━━━ Record excerpts

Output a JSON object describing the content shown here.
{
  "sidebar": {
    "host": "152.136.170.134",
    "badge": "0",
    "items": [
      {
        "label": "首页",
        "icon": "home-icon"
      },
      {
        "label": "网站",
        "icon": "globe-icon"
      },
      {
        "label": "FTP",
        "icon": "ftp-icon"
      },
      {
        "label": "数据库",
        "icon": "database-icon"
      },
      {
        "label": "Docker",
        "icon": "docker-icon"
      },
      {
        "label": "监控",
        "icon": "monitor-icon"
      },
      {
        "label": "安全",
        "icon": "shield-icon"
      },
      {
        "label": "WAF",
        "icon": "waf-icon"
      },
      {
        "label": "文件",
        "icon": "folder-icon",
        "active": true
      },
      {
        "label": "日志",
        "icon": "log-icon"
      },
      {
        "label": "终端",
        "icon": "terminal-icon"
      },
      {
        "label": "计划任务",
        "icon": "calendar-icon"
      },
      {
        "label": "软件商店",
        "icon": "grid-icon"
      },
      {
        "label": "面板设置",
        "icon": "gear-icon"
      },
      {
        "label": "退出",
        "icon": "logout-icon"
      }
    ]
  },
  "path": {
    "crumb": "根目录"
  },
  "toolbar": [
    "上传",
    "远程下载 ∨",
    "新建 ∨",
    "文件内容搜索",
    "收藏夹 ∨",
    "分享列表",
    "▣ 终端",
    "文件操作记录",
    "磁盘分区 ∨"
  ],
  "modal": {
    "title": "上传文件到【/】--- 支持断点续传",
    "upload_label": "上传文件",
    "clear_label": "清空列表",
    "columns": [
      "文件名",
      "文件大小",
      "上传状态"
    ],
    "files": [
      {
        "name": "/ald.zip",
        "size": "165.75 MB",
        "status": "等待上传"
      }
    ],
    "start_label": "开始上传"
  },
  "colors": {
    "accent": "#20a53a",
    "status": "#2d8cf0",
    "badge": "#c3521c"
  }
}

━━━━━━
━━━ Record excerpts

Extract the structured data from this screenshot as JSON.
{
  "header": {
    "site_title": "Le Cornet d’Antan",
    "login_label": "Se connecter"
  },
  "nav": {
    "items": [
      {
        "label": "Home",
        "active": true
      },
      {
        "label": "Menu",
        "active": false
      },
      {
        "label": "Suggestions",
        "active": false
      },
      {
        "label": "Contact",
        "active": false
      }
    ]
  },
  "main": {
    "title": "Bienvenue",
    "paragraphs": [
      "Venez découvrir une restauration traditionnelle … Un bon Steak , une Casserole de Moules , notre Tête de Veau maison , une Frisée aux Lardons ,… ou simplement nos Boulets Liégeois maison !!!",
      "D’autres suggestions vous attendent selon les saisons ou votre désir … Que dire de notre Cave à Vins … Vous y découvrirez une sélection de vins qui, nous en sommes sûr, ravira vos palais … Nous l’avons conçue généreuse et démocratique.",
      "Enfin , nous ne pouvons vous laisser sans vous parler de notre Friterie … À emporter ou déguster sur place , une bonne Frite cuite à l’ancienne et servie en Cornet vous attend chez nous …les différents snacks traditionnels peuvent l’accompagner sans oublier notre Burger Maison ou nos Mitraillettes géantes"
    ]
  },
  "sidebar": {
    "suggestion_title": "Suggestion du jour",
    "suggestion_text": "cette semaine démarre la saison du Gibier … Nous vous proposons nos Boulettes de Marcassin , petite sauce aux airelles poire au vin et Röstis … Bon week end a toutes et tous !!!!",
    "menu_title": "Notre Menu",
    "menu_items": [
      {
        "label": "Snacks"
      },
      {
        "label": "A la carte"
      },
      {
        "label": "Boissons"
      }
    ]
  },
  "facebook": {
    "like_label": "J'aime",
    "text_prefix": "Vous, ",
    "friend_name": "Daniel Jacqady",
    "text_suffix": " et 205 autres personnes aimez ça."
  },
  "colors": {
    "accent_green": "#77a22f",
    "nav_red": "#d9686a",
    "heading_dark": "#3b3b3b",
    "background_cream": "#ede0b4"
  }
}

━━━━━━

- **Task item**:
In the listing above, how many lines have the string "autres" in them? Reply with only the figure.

- **Exercise answer**:
2